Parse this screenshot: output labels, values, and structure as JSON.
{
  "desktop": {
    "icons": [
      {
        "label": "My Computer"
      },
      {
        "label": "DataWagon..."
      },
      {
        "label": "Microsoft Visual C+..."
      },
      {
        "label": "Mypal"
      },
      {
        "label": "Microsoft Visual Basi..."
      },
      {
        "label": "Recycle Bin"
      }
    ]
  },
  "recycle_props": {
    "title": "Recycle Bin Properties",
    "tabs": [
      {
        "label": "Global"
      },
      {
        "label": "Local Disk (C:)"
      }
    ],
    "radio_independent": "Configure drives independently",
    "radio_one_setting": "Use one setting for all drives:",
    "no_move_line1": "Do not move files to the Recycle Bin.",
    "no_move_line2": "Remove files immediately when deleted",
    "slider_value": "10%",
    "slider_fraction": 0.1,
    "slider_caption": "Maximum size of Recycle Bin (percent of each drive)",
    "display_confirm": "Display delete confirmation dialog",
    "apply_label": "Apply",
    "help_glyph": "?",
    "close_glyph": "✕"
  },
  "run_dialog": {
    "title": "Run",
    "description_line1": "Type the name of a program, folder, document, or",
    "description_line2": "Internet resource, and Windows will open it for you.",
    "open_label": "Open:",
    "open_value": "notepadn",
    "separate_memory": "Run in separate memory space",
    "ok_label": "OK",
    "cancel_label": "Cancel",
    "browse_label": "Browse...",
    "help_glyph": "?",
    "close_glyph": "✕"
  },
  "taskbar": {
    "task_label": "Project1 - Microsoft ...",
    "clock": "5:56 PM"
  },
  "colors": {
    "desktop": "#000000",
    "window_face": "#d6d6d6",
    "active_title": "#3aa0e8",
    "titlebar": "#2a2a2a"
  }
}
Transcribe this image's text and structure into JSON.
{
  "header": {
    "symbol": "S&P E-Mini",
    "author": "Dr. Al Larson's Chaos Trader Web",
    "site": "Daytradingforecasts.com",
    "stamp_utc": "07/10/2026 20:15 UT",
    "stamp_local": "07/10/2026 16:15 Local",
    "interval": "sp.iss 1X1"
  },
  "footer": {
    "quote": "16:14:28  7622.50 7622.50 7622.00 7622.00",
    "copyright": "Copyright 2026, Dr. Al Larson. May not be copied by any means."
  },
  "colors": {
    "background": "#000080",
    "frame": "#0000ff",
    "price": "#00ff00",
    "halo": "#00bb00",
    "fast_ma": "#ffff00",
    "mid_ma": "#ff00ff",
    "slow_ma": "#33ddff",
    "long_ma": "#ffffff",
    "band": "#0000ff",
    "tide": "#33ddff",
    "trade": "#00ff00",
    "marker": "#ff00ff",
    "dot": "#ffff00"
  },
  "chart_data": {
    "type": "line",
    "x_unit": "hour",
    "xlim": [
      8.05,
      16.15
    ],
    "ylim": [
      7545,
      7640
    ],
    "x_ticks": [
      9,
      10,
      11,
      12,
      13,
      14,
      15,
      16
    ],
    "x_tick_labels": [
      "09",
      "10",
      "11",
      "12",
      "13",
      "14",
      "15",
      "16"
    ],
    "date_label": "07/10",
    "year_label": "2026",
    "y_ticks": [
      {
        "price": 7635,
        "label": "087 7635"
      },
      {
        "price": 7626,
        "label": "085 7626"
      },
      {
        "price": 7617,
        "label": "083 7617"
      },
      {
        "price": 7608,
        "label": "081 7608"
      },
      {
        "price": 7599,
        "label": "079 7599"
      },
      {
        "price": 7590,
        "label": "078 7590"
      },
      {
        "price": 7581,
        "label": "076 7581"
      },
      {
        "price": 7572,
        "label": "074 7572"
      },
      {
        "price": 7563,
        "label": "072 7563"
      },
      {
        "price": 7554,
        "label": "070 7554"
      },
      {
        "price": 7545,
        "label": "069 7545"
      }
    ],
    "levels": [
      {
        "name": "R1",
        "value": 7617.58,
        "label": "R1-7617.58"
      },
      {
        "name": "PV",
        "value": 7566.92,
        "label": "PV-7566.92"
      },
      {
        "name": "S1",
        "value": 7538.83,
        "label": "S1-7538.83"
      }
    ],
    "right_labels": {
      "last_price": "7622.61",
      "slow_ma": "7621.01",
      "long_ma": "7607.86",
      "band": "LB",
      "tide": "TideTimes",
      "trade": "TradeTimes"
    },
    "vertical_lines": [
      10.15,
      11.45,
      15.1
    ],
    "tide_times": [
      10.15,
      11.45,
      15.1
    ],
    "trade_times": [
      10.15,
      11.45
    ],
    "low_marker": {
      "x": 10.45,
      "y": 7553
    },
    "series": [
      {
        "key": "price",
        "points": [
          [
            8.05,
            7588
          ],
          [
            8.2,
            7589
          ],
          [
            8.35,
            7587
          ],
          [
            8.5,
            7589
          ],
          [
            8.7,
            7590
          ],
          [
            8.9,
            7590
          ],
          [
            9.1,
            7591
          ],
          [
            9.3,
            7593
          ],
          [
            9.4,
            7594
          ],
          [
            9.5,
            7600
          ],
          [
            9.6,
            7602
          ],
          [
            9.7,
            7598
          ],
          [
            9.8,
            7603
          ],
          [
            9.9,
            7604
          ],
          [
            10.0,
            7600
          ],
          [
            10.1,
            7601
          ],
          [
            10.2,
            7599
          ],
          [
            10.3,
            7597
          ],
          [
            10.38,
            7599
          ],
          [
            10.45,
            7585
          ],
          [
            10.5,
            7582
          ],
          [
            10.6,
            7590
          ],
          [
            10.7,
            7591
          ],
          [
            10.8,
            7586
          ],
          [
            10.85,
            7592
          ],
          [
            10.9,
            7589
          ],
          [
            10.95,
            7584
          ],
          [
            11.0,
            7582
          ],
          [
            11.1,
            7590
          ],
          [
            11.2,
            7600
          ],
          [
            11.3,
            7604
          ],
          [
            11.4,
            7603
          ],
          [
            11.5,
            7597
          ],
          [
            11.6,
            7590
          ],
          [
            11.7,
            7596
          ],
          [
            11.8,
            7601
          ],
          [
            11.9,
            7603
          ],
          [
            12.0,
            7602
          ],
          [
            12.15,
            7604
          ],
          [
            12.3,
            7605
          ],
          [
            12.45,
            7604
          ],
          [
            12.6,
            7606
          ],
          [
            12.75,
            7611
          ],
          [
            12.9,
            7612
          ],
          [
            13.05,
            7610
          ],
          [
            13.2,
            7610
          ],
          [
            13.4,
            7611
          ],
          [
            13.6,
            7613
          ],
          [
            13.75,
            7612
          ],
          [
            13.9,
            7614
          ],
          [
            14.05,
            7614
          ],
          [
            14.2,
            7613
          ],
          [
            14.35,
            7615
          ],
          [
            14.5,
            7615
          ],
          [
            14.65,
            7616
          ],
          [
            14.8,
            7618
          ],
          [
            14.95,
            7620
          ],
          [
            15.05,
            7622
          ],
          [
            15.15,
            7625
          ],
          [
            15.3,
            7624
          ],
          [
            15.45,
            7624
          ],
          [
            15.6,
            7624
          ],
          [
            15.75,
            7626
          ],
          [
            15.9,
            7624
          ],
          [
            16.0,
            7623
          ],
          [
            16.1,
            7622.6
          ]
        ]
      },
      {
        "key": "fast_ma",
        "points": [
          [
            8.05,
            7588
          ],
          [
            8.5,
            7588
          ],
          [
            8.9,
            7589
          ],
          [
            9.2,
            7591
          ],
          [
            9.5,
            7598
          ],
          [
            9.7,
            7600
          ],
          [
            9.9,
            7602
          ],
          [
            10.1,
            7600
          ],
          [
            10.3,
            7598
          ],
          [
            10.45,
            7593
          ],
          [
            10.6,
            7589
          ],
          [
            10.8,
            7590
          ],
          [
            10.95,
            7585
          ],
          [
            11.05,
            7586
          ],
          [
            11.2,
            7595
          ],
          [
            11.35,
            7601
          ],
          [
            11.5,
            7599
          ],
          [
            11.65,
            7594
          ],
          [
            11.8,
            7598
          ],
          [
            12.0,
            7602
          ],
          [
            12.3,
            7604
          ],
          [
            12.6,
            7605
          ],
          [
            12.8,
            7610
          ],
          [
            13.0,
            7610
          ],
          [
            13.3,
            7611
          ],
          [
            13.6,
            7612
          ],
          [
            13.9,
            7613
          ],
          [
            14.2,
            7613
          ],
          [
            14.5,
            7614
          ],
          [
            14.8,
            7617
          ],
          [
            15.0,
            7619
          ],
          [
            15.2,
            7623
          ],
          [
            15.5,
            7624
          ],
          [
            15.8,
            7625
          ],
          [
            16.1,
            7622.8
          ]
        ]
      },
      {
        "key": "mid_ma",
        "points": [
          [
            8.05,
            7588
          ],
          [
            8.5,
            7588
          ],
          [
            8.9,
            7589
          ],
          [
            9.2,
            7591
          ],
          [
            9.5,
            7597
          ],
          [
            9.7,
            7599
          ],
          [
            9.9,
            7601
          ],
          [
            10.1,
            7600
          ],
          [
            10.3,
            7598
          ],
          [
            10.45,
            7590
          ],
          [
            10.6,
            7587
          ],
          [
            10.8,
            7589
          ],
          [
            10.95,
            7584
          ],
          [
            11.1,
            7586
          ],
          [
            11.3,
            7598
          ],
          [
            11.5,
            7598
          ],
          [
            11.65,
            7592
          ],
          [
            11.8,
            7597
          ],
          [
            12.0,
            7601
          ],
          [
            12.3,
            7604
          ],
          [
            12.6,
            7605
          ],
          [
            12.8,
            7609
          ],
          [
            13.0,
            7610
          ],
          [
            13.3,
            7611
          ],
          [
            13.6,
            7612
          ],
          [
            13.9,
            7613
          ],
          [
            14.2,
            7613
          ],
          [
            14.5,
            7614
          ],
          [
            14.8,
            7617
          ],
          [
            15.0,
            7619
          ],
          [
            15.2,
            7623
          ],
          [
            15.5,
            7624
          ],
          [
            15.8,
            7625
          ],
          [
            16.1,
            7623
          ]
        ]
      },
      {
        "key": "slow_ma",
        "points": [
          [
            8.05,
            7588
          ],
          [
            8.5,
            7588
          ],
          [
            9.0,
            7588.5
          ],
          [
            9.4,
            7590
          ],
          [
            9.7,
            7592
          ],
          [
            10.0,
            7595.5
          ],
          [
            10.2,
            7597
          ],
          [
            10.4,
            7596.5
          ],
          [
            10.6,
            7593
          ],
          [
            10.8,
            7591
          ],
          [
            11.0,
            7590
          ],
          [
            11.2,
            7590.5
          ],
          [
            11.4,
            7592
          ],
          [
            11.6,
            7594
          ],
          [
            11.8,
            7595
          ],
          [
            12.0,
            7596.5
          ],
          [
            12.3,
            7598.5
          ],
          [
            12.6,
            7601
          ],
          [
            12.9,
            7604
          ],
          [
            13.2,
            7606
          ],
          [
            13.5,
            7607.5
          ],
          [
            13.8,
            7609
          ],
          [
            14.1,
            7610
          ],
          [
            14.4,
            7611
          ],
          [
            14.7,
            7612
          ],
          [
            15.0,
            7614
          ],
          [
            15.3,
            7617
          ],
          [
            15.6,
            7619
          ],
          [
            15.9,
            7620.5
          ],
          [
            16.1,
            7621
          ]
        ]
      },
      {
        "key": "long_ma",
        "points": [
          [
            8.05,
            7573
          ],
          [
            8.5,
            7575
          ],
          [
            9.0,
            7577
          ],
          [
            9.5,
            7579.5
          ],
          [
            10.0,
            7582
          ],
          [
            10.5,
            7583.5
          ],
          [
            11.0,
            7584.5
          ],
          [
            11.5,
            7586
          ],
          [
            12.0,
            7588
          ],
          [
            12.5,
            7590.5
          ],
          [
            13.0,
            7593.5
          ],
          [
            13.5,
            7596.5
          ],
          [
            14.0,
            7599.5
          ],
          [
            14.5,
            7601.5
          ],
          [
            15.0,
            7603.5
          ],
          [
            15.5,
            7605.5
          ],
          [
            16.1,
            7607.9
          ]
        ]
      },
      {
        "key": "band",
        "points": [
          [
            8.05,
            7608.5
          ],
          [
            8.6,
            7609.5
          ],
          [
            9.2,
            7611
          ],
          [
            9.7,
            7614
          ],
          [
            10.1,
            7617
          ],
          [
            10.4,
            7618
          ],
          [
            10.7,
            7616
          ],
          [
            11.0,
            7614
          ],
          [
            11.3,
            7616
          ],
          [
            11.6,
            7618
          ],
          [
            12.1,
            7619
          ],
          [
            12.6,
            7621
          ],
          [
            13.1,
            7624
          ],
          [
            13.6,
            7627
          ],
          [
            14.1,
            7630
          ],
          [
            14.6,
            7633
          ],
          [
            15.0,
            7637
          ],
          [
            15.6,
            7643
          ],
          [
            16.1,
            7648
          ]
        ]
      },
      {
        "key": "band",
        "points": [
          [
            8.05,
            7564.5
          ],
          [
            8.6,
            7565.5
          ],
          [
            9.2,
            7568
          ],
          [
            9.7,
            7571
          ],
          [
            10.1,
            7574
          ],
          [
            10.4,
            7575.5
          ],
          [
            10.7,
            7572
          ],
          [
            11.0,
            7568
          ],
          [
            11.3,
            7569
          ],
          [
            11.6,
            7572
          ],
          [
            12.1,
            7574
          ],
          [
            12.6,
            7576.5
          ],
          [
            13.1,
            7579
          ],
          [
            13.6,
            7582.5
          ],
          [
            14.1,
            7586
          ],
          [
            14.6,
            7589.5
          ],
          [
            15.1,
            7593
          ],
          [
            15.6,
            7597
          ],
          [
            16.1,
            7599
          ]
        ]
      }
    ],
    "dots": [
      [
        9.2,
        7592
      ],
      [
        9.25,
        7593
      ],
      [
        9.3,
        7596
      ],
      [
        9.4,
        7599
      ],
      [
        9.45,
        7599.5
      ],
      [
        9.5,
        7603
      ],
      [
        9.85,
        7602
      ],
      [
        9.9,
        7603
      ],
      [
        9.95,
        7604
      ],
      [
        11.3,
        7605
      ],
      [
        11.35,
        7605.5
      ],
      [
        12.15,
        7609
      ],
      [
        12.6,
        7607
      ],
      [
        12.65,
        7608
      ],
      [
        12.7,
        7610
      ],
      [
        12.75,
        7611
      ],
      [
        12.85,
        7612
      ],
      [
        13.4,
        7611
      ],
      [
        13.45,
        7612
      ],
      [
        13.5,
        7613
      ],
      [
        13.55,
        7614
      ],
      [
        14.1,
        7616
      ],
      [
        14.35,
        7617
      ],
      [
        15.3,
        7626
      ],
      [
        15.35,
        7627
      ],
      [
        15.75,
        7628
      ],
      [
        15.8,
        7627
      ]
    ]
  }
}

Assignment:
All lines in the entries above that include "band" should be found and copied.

Solution to the problem:
    "band": "#0000ff",
      "band": "LB",
        "key": "band",
        "key": "band",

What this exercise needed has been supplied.